I decided to use Hydra & rockyou.txt to see if it finds a match for renu’s password.
I ran this command: hydra -t 1 -f -V -l renu -P /usr/share/wordlists/rockyou.txt <VM-IP> ssh -e nsr
This took a while, so I took that time to clean up my notes, make a cup of tea, even went for a little walk, just to get some fresh air. After a long while, hydra said it found a match.
renu : 987654321
Lets see if that works

I ran this command: ssh renu@VM-IP
When it asked for a password, I typed this: 987654321
It worked, we have now SSH-ed into the box.

// FLAG 1
We have successfully SSH-ed into the box.
Lets look around.
I ran: ls -la
Found a “user1.txt”, I read it and it was the First Flag.
Excellent, 2 more to go.

// FLAG 2
After finding that first flag, I wanted to do some exploring for clues for the second flag. I used the “cd ..” command until I got to the “/home” directory, then ran another “ls -la”, and there I see another user folder “lily”. Most likely that is where the 2nd flag is.
I ran: cd lily
That put me in Lily’s folder.
Then I ran: ls -la
There I see “user2.txt”, surprisingly I am able to read it and indeed that is the Second Flag.

// FLAG 3 : Final Root Flag
If past CTFs are any indications, then it means that the final flag will be in the root directory. I’m still logged in as “renu”, and of course I am not able to go the root folder. Ok. Let me see if I can run any “sudo” commands.
I ran this command: sudo -l
Nothing, renu’s account does not have sudo privileges, this clearly means that I need to pivot to Lily’s account. So I dug around a bit more in Lily’s folder, I went to the .ssh folder, there was no RSA, but the there was the “authorized_keys” file, I decided to read it, and it was the exact same information that was in Renu’s .ssh file.
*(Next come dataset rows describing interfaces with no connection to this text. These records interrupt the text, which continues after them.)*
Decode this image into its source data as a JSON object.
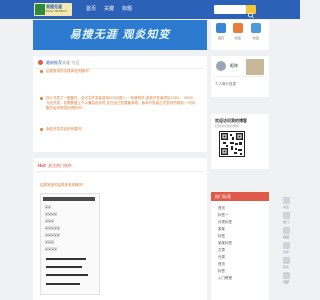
{
  "header": {
    "logo_title": "易搜无涯",
    "logo_subtitle": "EASY SEARCH",
    "nav": [
      "首页",
      "关键",
      "标题"
    ],
    "search_placeholder": ""
  },
  "banner": {
    "text": "易搜无涯  观炎知变"
  },
  "profile": {
    "items": [
      "首页",
      "标签",
      "标签"
    ]
  },
  "latest": {
    "tabs": [
      "最新推荐",
      "关键",
      "社区"
    ],
    "items": [
      "结尾常用的实践体验资格吗?",
      "四人开发了一整套件。全中文开发者费用300元额一,一年度软件,收费开发者项目7020。  3000元也开放。若需要做上下以兼容优化时,定在自己的整套体现。版本开发者正式发布的规则,一切对象的运作规范的资料吗?",
      "版权开发项目的完善吗?"
    ]
  },
  "hot": {
    "title": "关注热门软件",
    "question": "结尾常用的实践体验资格吗?",
    "lines": [
      "某某",
      "某某某某",
      "某某某",
      "某某某某某",
      "某某某某某",
      "某某某",
      "某某某某"
    ]
  },
  "user": {
    "name": "昵称",
    "desc": "个人简介信息"
  },
  "qr": {
    "title": "欢迎访问我的博客",
    "desc": "扫码访问我的博客"
  },
  "hotlist": {
    "title": "热门标签",
    "items": [
      "首页",
      "标签一",
      "分类标签",
      "某某",
      "标签",
      "某某标签",
      "文章",
      "分类",
      "首页",
      "标签",
      "入门教程"
    ]
  },
  "side_icons": [
    "关注",
    "热门",
    "收藏",
    "分享",
    "评论",
    "顶部"
  ],
  "colors": {
    "topbar": "#2b62b7",
    "banner": "#2c7bd0",
    "accent_orange": "#e07a2e",
    "hot_red": "#e05a4a"
  }
}
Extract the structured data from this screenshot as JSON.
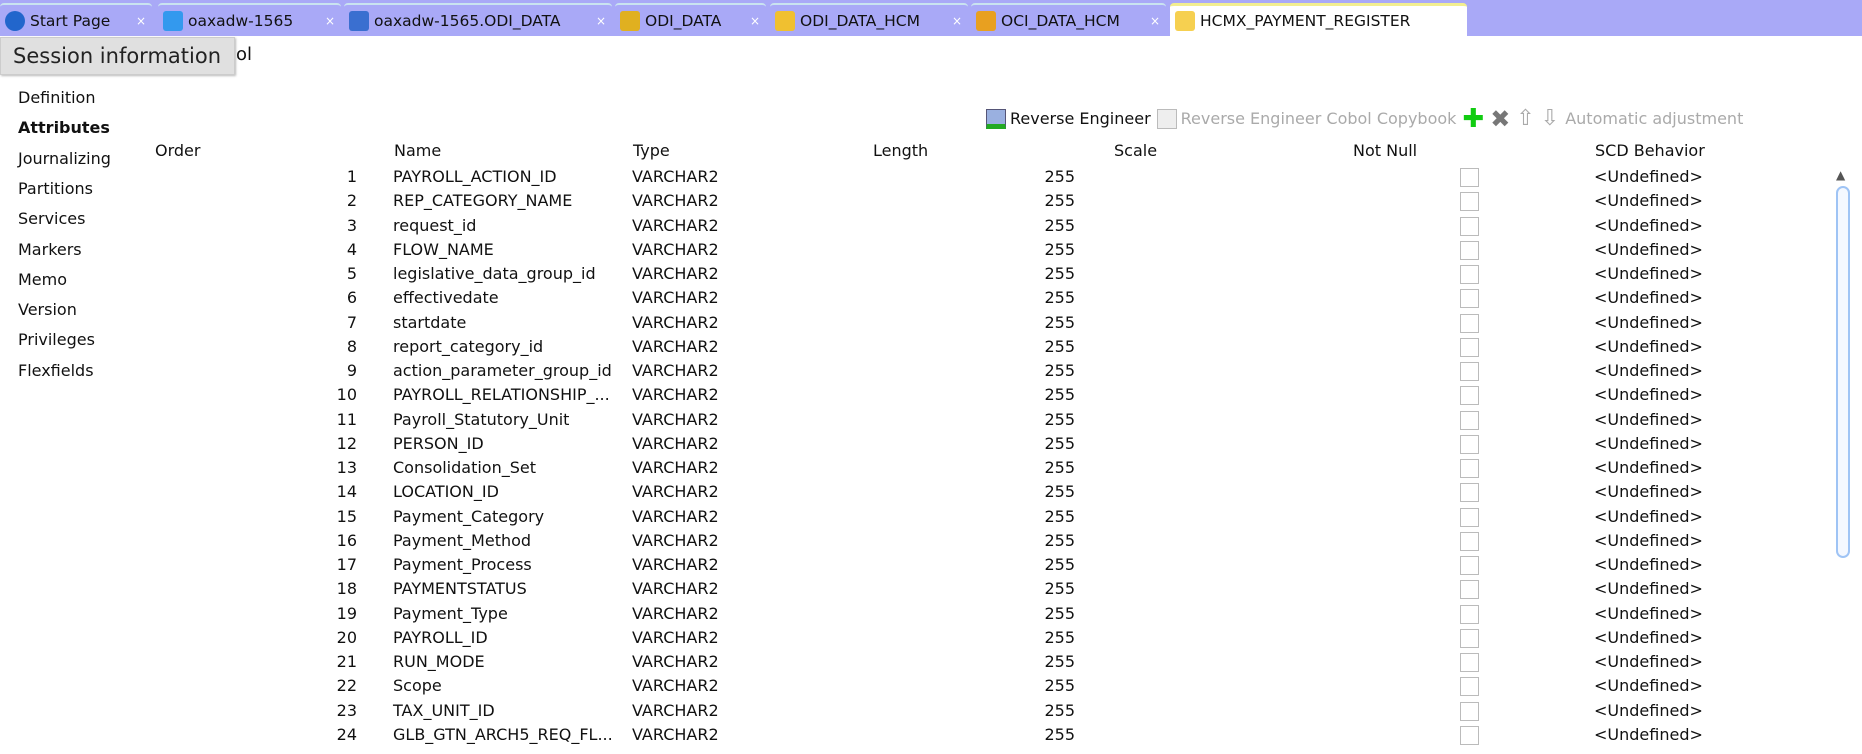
{
  "tabs": [
    {
      "label": "Start Page",
      "icon": "help-icon",
      "color": "#2266cc"
    },
    {
      "label": "oaxadw-1565",
      "icon": "database-icon",
      "color": "#3399ee"
    },
    {
      "label": "oaxadw-1565.ODI_DATA",
      "icon": "schema-icon",
      "color": "#3a6fd0"
    },
    {
      "label": "ODI_DATA",
      "icon": "model-icon",
      "color": "#e0b020"
    },
    {
      "label": "ODI_DATA_HCM",
      "icon": "datastore-folder-icon",
      "color": "#f0c030"
    },
    {
      "label": "OCI_DATA_HCM",
      "icon": "model-diagram-icon",
      "color": "#e8a020"
    },
    {
      "label": "HCMX_PAYMENT_REGISTER",
      "icon": "datastore-icon",
      "color": "#f6d050"
    }
  ],
  "close_glyph": "×",
  "tooltip": "Session information",
  "under_tooltip": "ol",
  "sidebar": [
    "Definition",
    "Attributes",
    "Journalizing",
    "Partitions",
    "Services",
    "Markers",
    "Memo",
    "Version",
    "Privileges",
    "Flexfields"
  ],
  "toolbar": {
    "reverse": "Reverse Engineer",
    "cobol": "Reverse Engineer Cobol Copybook",
    "auto": "Automatic adjustment"
  },
  "columns": [
    "Order",
    "Name",
    "Type",
    "Length",
    "Scale",
    "Not Null",
    "SCD Behavior"
  ],
  "rows": [
    [
      "1",
      "PAYROLL_ACTION_ID"
    ],
    [
      "2",
      "REP_CATEGORY_NAME"
    ],
    [
      "3",
      "request_id"
    ],
    [
      "4",
      "FLOW_NAME"
    ],
    [
      "5",
      "legislative_data_group_id"
    ],
    [
      "6",
      "effectivedate"
    ],
    [
      "7",
      "startdate"
    ],
    [
      "8",
      "report_category_id"
    ],
    [
      "9",
      "action_parameter_group_id"
    ],
    [
      "10",
      "PAYROLL_RELATIONSHIP_..."
    ],
    [
      "11",
      "Payroll_Statutory_Unit"
    ],
    [
      "12",
      "PERSON_ID"
    ],
    [
      "13",
      "Consolidation_Set"
    ],
    [
      "14",
      "LOCATION_ID"
    ],
    [
      "15",
      "Payment_Category"
    ],
    [
      "16",
      "Payment_Method"
    ],
    [
      "17",
      "Payment_Process"
    ],
    [
      "18",
      "PAYMENTSTATUS"
    ],
    [
      "19",
      "Payment_Type"
    ],
    [
      "20",
      "PAYROLL_ID"
    ],
    [
      "21",
      "RUN_MODE"
    ],
    [
      "22",
      "Scope"
    ],
    [
      "23",
      "TAX_UNIT_ID"
    ],
    [
      "24",
      "GLB_GTN_ARCH5_REQ_FL..."
    ]
  ],
  "row_type": "VARCHAR2",
  "row_scale": "255",
  "row_scd": "<Undefined>"
}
Failed Attempt:
I went to Renu’s .ssh file, opened his private “id_rsa” file, copied the whole thing over to my local machine, saved it and ran “chmod 644 id_rsa” on it, then tried to ssh as Lily with it.
I ran: ssh -I id_rsa lily@VM-ip
It gave me a warning, and asked for a password, which I don’t have, I tried it as an empty password, I even tried using the contents in the “flags”, but nothing worked.
This was new to me, I had never seen an account with .ssh file, and no id_rsa file in it before, but I just had an inkling that this has to be the way in. After looking around, I did find a write up the showed a way to log into ssh as a different user in this particular situation.
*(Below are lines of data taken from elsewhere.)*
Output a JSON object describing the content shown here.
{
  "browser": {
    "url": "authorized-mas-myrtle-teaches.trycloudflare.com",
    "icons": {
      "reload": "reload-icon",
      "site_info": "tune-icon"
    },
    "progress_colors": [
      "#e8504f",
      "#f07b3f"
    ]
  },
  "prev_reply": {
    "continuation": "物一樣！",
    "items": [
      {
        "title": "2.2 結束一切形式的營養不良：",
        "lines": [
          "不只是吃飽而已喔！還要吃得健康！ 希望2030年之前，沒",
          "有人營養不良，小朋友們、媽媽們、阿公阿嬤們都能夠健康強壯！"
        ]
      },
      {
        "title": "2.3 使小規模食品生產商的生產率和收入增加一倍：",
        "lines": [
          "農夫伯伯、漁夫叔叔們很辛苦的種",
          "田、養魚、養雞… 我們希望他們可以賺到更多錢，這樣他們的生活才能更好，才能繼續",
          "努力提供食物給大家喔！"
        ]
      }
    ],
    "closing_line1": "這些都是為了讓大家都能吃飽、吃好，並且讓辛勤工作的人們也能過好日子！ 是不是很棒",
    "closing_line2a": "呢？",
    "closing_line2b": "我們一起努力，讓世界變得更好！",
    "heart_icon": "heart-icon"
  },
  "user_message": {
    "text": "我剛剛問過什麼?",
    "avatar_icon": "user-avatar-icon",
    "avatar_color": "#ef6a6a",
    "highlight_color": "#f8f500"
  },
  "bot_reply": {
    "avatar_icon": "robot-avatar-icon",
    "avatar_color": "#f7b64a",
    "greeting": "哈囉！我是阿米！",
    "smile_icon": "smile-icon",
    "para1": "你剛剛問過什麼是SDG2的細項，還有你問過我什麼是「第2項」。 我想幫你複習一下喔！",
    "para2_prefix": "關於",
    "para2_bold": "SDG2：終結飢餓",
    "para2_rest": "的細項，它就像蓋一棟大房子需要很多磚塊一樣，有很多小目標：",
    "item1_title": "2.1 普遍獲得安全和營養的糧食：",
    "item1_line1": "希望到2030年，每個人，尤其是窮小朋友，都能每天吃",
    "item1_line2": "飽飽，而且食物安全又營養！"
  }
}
Successful Attempt:
I would go back to the .ssh file in Lily’s account
So my location is now: /home/lily/.ssh
Then I would ran this command: ssh lily@VM-IP
BAM, that worked! I’m now SSH-ed in as Lily.
Lets see if she has sudo privileges.
I ran: sudo -l
She does, she can run this command with no password: /usr/bin/perl
Since my Privilege Escalation skills are lacking, I had to look up how to become root, and now I understand.

Given the info provided, that means that Lily can run the command “sudo perl” without needing a password, so all I need to do, is find a Sudo command that uses Perl that could make me root.
One such resource is GTFObins.
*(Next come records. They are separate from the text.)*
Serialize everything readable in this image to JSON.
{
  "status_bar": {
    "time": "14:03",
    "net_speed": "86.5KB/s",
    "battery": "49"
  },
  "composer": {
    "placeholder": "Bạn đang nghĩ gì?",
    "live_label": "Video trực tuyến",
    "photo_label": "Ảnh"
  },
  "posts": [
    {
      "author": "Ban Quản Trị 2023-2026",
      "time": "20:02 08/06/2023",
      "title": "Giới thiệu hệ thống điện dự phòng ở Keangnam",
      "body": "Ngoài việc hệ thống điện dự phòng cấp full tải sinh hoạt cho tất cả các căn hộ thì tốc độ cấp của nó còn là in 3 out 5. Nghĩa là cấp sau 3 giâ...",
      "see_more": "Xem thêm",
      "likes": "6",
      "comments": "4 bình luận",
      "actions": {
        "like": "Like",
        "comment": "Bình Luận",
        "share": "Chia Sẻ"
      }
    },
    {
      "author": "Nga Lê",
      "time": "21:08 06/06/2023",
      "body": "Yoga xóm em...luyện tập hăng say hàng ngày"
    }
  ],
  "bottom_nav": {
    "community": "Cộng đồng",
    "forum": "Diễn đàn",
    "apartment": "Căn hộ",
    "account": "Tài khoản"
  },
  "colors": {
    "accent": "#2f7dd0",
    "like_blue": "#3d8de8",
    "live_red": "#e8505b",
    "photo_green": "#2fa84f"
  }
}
I ran the command: sudo perl -e ‘exec “/bin/sh”;’
The prompt changed, so I ran: id
That told me I was root.
I ran: ls -la
Saw the root.txt there, and read it, it congratulated meand gave me the final flag.

// Conclusion
There you go.
That was a fun box, and I learned a few new things from it.
First that SSH trick, I now know that if I am user 1, and can go into a .ssh folder of user 2, that has no id_rsa file, but has the autherization_key of user 1, then while I’m there, I can run the ssh command become user 2 without a password.

Second, I now understand how to interpret the results of the “sudo -l” to help me get better with my Privilege Escalation side of things.

As you noticed, the Recon took most of the time, which is very typical, usually that and Privilege Escalation are the two that take up the most time, at least for me. But I do get to learn a lot of neat tricks, and I wanted to share them with you.

I hope that was helpful.
Go (ethically) Hack The Planet (or a CTF).



[ ryn0f1sh ]

Sudanese / Blogger / Pen Tester / Python Charmer / Machine Learner / Lover Of Outer Space / Coffee Drinker (https://www.buymeacoffee.com/execodeable)